:: Given data ::

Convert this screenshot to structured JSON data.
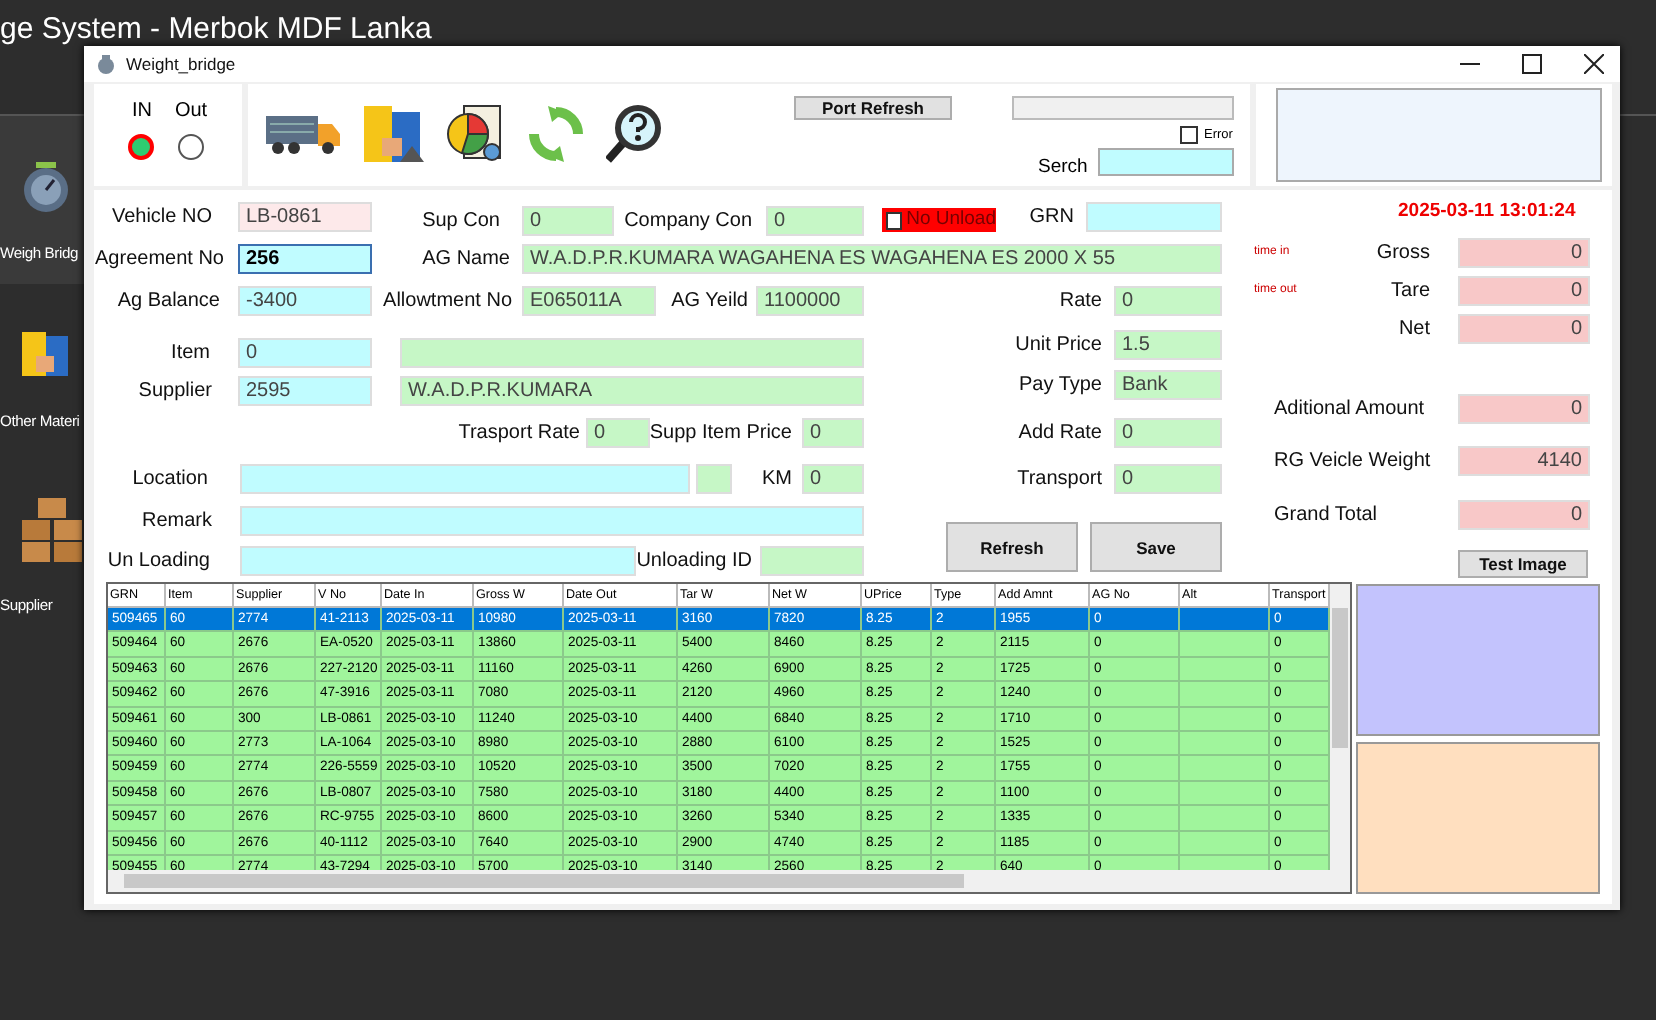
{
  "app": {
    "title": "ge System - Merbok MDF Lanka",
    "sidebar": [
      {
        "label": "Weigh Bridg",
        "selected": true
      },
      {
        "label": "Other Materi",
        "selected": false
      },
      {
        "label": "Supplier",
        "selected": false
      }
    ]
  },
  "window": {
    "title": "Weight_bridge"
  },
  "direction": [
    {
      "label": "IN",
      "selected": true
    },
    {
      "label": "Out",
      "selected": false
    }
  ],
  "toolbar": {
    "port_refresh": "Port Refresh",
    "error": {
      "label": "Error",
      "checked": false
    },
    "search": {
      "label": "Serch"
    }
  },
  "no_unload": {
    "label": "No Unload",
    "checked": false
  },
  "datetime": "2025-03-11 13:01:24",
  "time_in": "time in",
  "time_out": "time out",
  "fields": [
    {
      "label": "Vehicle NO",
      "value": "LB-0861",
      "color": "#fde9ea",
      "focused": false
    },
    {
      "label": "Sup Con",
      "value": "0",
      "color": "#c6f7c6",
      "focused": false
    },
    {
      "label": "Company Con",
      "value": "0",
      "color": "#c6f7c6",
      "focused": false
    },
    {
      "label": "GRN",
      "color": "#c0fcff",
      "focused": false
    },
    {
      "label": "Agreement No",
      "value": "256",
      "color": "#c0fcff",
      "focused": true
    },
    {
      "label": "AG Name",
      "value": "W.A.D.P.R.KUMARA WAGAHENA ES WAGAHENA ES 2000 X 55",
      "color": "#c6f7c6",
      "focused": false
    },
    {
      "label": "Ag Balance",
      "value": "-3400",
      "color": "#c0fcff",
      "focused": false
    },
    {
      "label": "Allowtment No",
      "value": "E065011A",
      "color": "#c6f7c6",
      "focused": false
    },
    {
      "label": "AG Yeild",
      "value": "1100000",
      "color": "#c6f7c6",
      "focused": false
    },
    {
      "label": "Rate",
      "value": "0",
      "color": "#c6f7c6",
      "focused": false
    },
    {
      "label": "Item",
      "value": "0",
      "color": "#c0fcff",
      "focused": false
    },
    {
      "color": "#c6f7c6",
      "focused": false
    },
    {
      "label": "Unit Price",
      "value": "1.5",
      "color": "#c6f7c6",
      "focused": false
    },
    {
      "label": "Supplier",
      "value": "2595",
      "color": "#c0fcff",
      "focused": false
    },
    {
      "value": "W.A.D.P.R.KUMARA",
      "color": "#c6f7c6",
      "focused": false
    },
    {
      "label": "Pay Type",
      "value": "Bank",
      "color": "#c6f7c6",
      "focused": false
    },
    {
      "label": "Trasport Rate",
      "value": "0",
      "color": "#c6f7c6",
      "focused": false
    },
    {
      "label": "Supp Item Price",
      "value": "0",
      "color": "#c6f7c6",
      "focused": false
    },
    {
      "label": "Add Rate",
      "value": "0",
      "color": "#c6f7c6",
      "focused": false
    },
    {
      "label": "Location",
      "color": "#c0fcff",
      "focused": false
    },
    {
      "color": "#c6f7c6",
      "focused": false
    },
    {
      "label": "KM",
      "value": "0",
      "color": "#c6f7c6",
      "focused": false
    },
    {
      "label": "Transport",
      "value": "0",
      "color": "#c6f7c6",
      "focused": false
    },
    {
      "label": "Remark",
      "color": "#c0fcff",
      "focused": false
    },
    {
      "label": "Un Loading",
      "color": "#c0fcff",
      "focused": false
    },
    {
      "label": "Unloading ID",
      "color": "#c6f7c6",
      "focused": false
    },
    {
      "label": "Gross",
      "value": "0",
      "color": "#f8c8c8",
      "focused": false
    },
    {
      "label": "Tare",
      "value": "0",
      "color": "#f8c8c8",
      "focused": false
    },
    {
      "label": "Net",
      "value": "0",
      "color": "#f8c8c8",
      "focused": false
    },
    {
      "label": "Aditional Amount",
      "value": "0",
      "color": "#f8c8c8",
      "focused": false
    },
    {
      "label": "RG Veicle Weight",
      "value": "4140",
      "color": "#f8c8c8",
      "focused": false
    },
    {
      "label": "Grand Total",
      "value": "0",
      "color": "#f8c8c8",
      "focused": false
    }
  ],
  "buttons": {
    "refresh": "Refresh",
    "save": "Save",
    "test_image": "Test Image"
  },
  "table": {
    "columns": [
      "GRN",
      "Item",
      "Supplier",
      "V No",
      "Date In",
      "Gross W",
      "Date Out",
      "Tar W",
      "Net W",
      "UPrice",
      "Type",
      "Add Amnt",
      "AG No",
      "Alt",
      "Transport"
    ],
    "rows": [
      {
        "selected": true,
        "cells": [
          "509465",
          "60",
          "2774",
          "41-2113",
          "2025-03-11",
          "10980",
          "2025-03-11",
          "3160",
          "7820",
          "8.25",
          "2",
          "1955",
          "0",
          null,
          "0"
        ]
      },
      {
        "selected": false,
        "cells": [
          "509464",
          "60",
          "2676",
          "EA-0520",
          "2025-03-11",
          "13860",
          "2025-03-11",
          "5400",
          "8460",
          "8.25",
          "2",
          "2115",
          "0",
          null,
          "0"
        ]
      },
      {
        "selected": false,
        "cells": [
          "509463",
          "60",
          "2676",
          "227-2120",
          "2025-03-11",
          "11160",
          "2025-03-11",
          "4260",
          "6900",
          "8.25",
          "2",
          "1725",
          "0",
          null,
          "0"
        ]
      },
      {
        "selected": false,
        "cells": [
          "509462",
          "60",
          "2676",
          "47-3916",
          "2025-03-11",
          "7080",
          "2025-03-11",
          "2120",
          "4960",
          "8.25",
          "2",
          "1240",
          "0",
          null,
          "0"
        ]
      },
      {
        "selected": false,
        "cells": [
          "509461",
          "60",
          "300",
          "LB-0861",
          "2025-03-10",
          "11240",
          "2025-03-10",
          "4400",
          "6840",
          "8.25",
          "2",
          "1710",
          "0",
          null,
          "0"
        ]
      },
      {
        "selected": false,
        "cells": [
          "509460",
          "60",
          "2773",
          "LA-1064",
          "2025-03-10",
          "8980",
          "2025-03-10",
          "2880",
          "6100",
          "8.25",
          "2",
          "1525",
          "0",
          null,
          "0"
        ]
      },
      {
        "selected": false,
        "cells": [
          "509459",
          "60",
          "2774",
          "226-5559",
          "2025-03-10",
          "10520",
          "2025-03-10",
          "3500",
          "7020",
          "8.25",
          "2",
          "1755",
          "0",
          null,
          "0"
        ]
      },
      {
        "selected": false,
        "cells": [
          "509458",
          "60",
          "2676",
          "LB-0807",
          "2025-03-10",
          "7580",
          "2025-03-10",
          "3180",
          "4400",
          "8.25",
          "2",
          "1100",
          "0",
          null,
          "0"
        ]
      },
      {
        "selected": false,
        "cells": [
          "509457",
          "60",
          "2676",
          "RC-9755",
          "2025-03-10",
          "8600",
          "2025-03-10",
          "3260",
          "5340",
          "8.25",
          "2",
          "1335",
          "0",
          null,
          "0"
        ]
      },
      {
        "selected": false,
        "cells": [
          "509456",
          "60",
          "2676",
          "40-1112",
          "2025-03-10",
          "7640",
          "2025-03-10",
          "2900",
          "4740",
          "8.25",
          "2",
          "1185",
          "0",
          null,
          "0"
        ]
      },
      {
        "selected": false,
        "cells": [
          "509455",
          "60",
          "2774",
          "43-7294",
          "2025-03-10",
          "5700",
          "2025-03-10",
          "3140",
          "2560",
          "8.25",
          "2",
          "640",
          "0",
          null,
          "0"
        ]
      }
    ]
  }
}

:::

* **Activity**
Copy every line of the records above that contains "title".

* **Answer to this exercise**
    "title": "ge System - Merbok MDF Lanka",
    "title": "Weight_bridge"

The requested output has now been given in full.